The island of Tinian in the Commonwealth of the Northern Mariana Islands relies on groundwater for its potable water. Groundwater is derived from the uplifted limestone aquifer that forms nearly the entire surface of the island. In spite of the fact that the island has seen important development in recent years, to include the installation of a large tourist resort, there has yet to be a systematic study of the karst geology of the aquifer. This project proposes to survey the karst features that control the input, transport, and discharge of fresh water from the island. Groundwater developers and managers on Tinian will benefit directly from improved specific knowledge of aquifer properties and more reliable explanations of the behavior of the aquifer. Specific work to be done includes mapping and cataloging karst surface features, caves, and coastal discharge features, in preparation for eventually undertaking a long-term comprehensive hydrogeologic study of Tinian's island karst aquifer. In addition to obtaining such specific data to support sustainable use of Tinian's aquifer, the proposed project will broaden ongoing efforts to develop a more accurate and complete conceptual model of carbonate island karst aquifers in general. Standard hydrologic models for watershed management and well-field design are well known to be inadequate for the karst of temperate continental aquifers. Karst aquifers in island and coastal settings are still more complicated, and even such models as have been developed for temperate continental karst aquifers do not accommodate the unique geologic complexity and hydrologic properties of island and coastal karst aquifers. Planning, design, and management of systems for groundwater development of groundwater on carbonate aquifers requires a better understanding of their unique properties. Work begun on the relatively uncomplicated aquifers of Atlantic-Caribbean islands has recently been completed on Guam and extended to Saipan, and with this project, will be extended to Tinian as well. Tinian is unique in that it is a composite island with relatively compact shape and simple topography. This makes it ideal for testing certain hypotheses regarding the evolution of island karst aquifers.

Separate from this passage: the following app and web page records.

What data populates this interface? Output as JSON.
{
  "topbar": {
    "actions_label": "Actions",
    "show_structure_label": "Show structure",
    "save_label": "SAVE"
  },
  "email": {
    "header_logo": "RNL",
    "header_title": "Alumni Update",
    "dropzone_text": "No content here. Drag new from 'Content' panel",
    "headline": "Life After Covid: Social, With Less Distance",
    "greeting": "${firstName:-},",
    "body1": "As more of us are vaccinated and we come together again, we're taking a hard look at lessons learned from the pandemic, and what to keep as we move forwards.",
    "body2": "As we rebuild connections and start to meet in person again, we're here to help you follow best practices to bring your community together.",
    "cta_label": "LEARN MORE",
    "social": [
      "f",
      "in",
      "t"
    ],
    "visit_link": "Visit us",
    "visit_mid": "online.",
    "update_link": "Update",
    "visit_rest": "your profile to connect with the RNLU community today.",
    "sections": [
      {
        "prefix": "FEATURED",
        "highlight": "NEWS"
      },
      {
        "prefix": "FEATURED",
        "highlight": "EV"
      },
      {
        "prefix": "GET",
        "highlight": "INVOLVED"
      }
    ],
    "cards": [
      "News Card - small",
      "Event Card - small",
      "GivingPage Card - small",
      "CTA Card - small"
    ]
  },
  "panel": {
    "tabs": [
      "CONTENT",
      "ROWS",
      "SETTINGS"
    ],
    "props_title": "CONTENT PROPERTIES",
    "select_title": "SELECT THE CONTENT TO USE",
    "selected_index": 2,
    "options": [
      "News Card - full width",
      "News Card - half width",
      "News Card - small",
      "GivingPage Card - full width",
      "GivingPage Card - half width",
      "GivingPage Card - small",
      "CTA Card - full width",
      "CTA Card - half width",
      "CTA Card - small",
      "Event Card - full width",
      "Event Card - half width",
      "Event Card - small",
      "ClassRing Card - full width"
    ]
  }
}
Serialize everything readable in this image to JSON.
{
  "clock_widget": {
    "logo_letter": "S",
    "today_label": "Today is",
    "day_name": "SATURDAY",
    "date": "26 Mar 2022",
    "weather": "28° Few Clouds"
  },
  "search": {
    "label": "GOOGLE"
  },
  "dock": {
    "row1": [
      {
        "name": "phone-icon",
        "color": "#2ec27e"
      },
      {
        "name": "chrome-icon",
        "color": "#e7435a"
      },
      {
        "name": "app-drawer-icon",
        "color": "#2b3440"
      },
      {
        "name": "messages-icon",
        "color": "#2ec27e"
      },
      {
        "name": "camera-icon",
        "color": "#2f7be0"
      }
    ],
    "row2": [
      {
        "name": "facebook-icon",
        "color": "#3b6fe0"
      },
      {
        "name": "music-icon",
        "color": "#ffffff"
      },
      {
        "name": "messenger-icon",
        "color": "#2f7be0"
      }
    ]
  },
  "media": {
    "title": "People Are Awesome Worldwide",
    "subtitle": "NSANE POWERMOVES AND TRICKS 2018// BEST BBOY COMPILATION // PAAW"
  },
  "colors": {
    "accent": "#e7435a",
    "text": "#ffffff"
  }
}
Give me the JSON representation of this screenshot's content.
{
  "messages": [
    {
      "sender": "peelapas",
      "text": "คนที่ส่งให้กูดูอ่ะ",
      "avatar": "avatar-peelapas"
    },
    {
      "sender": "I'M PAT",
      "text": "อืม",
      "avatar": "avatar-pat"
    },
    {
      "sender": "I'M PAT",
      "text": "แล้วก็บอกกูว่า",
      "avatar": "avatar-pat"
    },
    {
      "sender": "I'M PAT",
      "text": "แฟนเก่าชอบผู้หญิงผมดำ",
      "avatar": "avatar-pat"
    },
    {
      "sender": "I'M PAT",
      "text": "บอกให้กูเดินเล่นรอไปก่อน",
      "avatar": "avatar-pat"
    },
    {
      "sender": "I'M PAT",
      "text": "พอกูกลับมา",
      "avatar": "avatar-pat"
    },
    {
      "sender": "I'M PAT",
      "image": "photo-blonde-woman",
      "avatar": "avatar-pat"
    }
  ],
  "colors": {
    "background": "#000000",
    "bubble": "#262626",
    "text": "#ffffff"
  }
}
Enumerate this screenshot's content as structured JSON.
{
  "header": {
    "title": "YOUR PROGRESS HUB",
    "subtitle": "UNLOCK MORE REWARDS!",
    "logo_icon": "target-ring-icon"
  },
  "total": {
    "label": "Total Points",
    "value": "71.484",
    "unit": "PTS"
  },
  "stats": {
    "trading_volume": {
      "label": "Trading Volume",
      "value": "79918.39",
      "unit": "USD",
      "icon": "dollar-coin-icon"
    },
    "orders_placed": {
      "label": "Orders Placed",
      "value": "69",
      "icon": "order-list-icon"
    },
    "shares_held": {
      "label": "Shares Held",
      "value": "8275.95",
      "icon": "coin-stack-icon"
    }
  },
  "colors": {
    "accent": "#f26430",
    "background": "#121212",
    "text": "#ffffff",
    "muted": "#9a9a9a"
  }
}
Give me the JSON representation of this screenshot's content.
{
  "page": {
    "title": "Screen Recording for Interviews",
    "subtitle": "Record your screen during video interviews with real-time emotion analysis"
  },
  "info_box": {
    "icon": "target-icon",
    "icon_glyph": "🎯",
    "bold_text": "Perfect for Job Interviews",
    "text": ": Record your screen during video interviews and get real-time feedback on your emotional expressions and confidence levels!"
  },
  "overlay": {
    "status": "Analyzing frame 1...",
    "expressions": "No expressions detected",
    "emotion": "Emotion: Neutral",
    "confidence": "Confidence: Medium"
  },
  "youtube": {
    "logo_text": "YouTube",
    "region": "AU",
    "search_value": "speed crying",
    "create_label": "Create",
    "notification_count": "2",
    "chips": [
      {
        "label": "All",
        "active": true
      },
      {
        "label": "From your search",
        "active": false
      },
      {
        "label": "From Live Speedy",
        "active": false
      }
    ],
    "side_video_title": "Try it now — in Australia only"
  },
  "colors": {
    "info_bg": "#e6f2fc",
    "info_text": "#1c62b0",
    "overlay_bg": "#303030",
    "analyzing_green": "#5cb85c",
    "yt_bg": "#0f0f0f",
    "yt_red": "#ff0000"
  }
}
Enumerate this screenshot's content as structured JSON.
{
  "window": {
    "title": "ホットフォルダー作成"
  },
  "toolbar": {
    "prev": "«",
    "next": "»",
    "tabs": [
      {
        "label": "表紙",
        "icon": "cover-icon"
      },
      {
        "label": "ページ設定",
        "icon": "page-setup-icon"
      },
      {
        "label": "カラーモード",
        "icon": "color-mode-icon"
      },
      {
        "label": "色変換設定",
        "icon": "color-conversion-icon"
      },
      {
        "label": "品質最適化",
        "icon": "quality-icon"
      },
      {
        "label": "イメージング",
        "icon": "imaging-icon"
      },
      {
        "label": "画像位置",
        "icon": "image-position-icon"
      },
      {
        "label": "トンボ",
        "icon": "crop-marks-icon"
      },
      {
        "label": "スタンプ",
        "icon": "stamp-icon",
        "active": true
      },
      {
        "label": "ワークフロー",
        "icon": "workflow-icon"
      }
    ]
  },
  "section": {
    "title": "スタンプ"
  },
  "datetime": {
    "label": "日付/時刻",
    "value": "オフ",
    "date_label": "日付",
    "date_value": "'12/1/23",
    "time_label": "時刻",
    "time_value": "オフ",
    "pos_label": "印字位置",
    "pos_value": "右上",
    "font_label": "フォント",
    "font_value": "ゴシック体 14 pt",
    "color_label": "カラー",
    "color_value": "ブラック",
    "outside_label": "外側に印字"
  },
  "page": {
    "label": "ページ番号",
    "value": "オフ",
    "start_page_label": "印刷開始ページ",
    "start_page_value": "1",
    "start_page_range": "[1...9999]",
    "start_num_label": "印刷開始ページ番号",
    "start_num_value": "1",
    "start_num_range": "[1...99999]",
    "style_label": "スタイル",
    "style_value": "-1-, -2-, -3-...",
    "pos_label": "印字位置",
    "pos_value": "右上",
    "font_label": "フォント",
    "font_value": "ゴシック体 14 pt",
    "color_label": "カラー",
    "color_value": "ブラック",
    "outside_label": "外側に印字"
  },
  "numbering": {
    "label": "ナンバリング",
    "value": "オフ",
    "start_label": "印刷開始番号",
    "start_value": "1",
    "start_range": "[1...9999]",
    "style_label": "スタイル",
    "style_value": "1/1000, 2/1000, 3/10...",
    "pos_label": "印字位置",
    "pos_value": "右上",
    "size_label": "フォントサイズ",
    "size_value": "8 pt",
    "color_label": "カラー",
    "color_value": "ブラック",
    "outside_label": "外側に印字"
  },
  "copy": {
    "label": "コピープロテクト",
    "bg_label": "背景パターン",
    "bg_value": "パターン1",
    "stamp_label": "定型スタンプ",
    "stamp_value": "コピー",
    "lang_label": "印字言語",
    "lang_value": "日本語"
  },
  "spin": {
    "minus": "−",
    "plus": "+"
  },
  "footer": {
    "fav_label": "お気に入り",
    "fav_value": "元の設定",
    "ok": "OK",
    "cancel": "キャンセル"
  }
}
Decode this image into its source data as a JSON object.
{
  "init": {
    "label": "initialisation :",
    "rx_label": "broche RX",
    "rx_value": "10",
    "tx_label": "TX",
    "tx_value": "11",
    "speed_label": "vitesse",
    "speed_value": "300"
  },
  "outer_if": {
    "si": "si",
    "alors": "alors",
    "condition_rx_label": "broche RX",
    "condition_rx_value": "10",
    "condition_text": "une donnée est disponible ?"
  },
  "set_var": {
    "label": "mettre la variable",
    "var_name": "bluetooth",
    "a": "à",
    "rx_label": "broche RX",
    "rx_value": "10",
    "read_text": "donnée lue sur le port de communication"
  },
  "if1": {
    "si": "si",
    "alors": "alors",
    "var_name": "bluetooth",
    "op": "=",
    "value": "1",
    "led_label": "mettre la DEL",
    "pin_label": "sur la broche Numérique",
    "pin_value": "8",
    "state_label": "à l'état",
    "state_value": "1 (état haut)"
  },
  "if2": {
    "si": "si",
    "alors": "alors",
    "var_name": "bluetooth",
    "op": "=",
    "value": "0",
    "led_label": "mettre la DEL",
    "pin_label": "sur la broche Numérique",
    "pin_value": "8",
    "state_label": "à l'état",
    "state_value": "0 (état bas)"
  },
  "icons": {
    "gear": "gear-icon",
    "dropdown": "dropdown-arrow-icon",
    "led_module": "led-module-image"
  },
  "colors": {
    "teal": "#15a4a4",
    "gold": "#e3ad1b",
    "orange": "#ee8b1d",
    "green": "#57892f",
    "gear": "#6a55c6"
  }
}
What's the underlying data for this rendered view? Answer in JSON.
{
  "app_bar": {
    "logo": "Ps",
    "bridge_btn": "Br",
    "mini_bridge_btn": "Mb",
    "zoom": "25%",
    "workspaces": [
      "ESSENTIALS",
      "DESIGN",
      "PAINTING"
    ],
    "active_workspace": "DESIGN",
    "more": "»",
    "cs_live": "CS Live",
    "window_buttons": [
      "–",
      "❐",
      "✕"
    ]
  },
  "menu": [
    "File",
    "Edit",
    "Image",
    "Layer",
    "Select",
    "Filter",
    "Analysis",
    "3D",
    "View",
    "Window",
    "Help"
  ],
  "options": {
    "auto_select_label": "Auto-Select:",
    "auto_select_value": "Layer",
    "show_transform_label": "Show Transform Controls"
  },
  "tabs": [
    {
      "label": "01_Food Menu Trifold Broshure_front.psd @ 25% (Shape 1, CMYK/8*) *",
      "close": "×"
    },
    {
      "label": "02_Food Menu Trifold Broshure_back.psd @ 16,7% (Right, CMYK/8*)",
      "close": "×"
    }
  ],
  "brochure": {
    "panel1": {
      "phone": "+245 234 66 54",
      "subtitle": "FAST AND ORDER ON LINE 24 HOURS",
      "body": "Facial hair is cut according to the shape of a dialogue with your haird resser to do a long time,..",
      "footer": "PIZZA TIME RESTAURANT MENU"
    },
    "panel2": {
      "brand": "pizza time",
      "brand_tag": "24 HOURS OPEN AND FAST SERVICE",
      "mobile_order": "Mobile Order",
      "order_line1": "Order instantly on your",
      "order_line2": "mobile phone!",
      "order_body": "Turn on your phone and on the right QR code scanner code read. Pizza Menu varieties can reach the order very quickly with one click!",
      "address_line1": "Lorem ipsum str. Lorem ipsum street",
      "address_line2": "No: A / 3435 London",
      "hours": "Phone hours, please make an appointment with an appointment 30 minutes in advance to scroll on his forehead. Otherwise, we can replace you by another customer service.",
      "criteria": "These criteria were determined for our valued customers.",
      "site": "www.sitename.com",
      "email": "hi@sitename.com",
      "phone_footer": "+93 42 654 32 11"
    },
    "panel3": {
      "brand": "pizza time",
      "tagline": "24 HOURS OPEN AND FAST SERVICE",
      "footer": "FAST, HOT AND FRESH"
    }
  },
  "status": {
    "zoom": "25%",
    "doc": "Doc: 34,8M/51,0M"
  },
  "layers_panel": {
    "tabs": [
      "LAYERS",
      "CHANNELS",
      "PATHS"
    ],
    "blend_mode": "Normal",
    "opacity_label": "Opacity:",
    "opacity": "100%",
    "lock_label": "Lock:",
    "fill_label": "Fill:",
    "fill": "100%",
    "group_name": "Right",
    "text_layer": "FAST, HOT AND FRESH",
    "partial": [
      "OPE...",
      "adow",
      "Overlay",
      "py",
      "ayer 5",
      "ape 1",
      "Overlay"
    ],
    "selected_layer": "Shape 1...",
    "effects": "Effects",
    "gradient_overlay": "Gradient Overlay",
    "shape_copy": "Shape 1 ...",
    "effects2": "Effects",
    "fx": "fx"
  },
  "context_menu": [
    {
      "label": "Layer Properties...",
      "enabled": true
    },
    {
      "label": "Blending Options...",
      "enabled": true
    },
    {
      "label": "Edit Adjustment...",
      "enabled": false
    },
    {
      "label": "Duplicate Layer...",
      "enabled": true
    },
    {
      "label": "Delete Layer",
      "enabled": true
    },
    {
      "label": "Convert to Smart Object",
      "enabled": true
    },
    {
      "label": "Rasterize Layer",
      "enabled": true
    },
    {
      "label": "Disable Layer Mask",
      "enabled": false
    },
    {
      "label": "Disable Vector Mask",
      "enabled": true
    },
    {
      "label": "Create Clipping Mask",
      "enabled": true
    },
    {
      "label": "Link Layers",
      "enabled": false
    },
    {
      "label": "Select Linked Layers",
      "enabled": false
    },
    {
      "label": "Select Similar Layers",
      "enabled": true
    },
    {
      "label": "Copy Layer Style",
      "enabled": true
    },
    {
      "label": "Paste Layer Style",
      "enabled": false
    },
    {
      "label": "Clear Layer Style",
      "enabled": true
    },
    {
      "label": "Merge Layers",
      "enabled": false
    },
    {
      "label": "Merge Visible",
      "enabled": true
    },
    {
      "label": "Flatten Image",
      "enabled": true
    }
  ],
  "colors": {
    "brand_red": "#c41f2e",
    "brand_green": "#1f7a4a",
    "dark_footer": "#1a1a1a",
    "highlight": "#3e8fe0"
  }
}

The work will support an M.S. thesis as well as undergraduate research. Results will be presented in professional journals, international conferences, and website publications, and made accessible to local water resource professionals and educators through technical reports, local conferences, and outreach publications.